Solution: Now, pull the nail by offering 2-3 recommendations. "I feel your (insert issue) deeply. Empathy still works. Have you considered doing (this) or (that)?"

Scenario 4: The nail is gone. It works!
Hooray! Your job is done!

Solution: Acknowledge the great job they have done. Your job is done. But, as Michael from The Godfather said, "Just when I thought I was out... they pull me back in." It's called "Oh, wait! I found another nail." Let's go back to scenario 1.

Scenario 5: I did something as you suggested, but the nail is still here.
What?! My suggestions are not working?! That's not possible. Instead of fixing their nail, you feel that you have a nail on your own head now.

Solution: Wait, it's not about the nail on your own head. Focus on their nail. After exhausting all your options, the nail is still there. That's OK. Perhaps it's time to seek suggestions from others, or professionals. Or maybe it's time to acknowledge that the nail will never go away, but you did your best job to show your support. You learn to live with it. It's not called "I hate my nail," it's called "co-existing with my nail."

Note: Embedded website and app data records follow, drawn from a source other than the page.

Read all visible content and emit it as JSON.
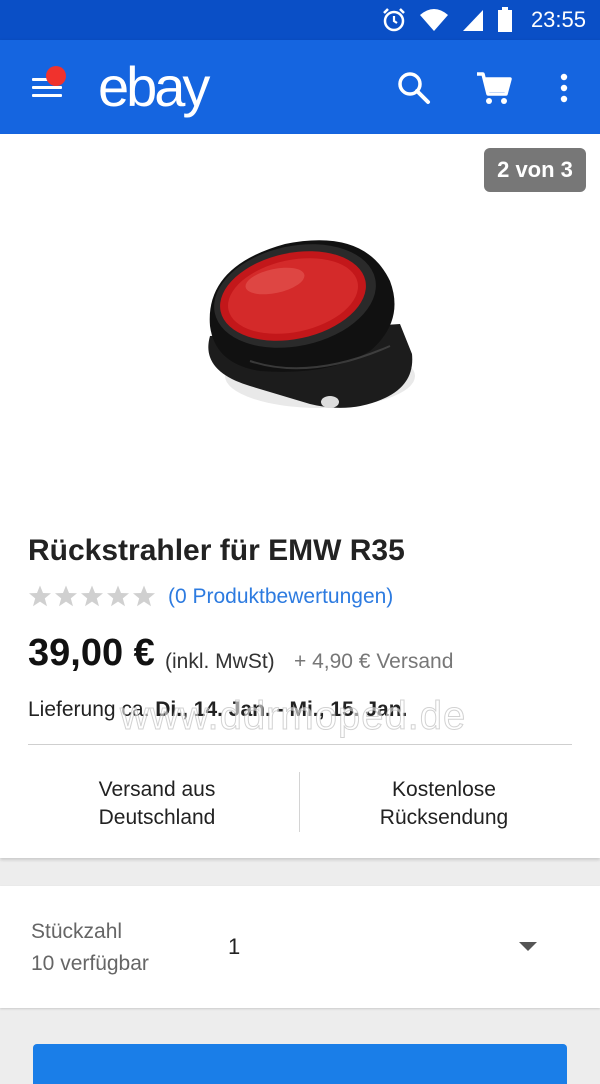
{
  "status_bar": {
    "time": "23:55",
    "icons": [
      "alarm-icon",
      "wifi-icon",
      "signal-icon",
      "battery-icon"
    ]
  },
  "app_bar": {
    "logo": "ebay",
    "icons": [
      "menu-icon",
      "search-icon",
      "cart-icon",
      "more-vert-icon"
    ],
    "notification_dot_color": "#f0322d",
    "background": "#1565e0"
  },
  "gallery": {
    "counter": "2 von 3"
  },
  "product": {
    "title": "Rückstrahler für EMW R35",
    "rating": 0,
    "rating_max": 5,
    "reviews_link": "(0 Produktbewertungen)",
    "price": "39,00 €",
    "vat_note": "(inkl. MwSt)",
    "shipping": "+ 4,90 € Versand",
    "delivery_prefix": "Lieferung ca.",
    "delivery_dates": "Di., 14. Jan. - Mi., 15. Jan.",
    "watermark": "www.ddrmoped.de"
  },
  "features": {
    "left": [
      "Versand aus",
      "Deutschland"
    ],
    "right": [
      "Kostenlose",
      "Rücksendung"
    ]
  },
  "quantity": {
    "label": "Stückzahl",
    "available": "10 verfügbar",
    "value": "1"
  },
  "colors": {
    "link": "#2d7be0",
    "primary_button": "#1a7ee8",
    "status_bar": "#0a4fc6"
  }
}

We all have invisible nails on us. It can be our blind spots, past emotional scars, chronic pain or other issues. Some can easily be removed, some can't. Who you are is a balance of removing or embracing your nail. In the meantime, I will just be a good listener for my friends. A good listener.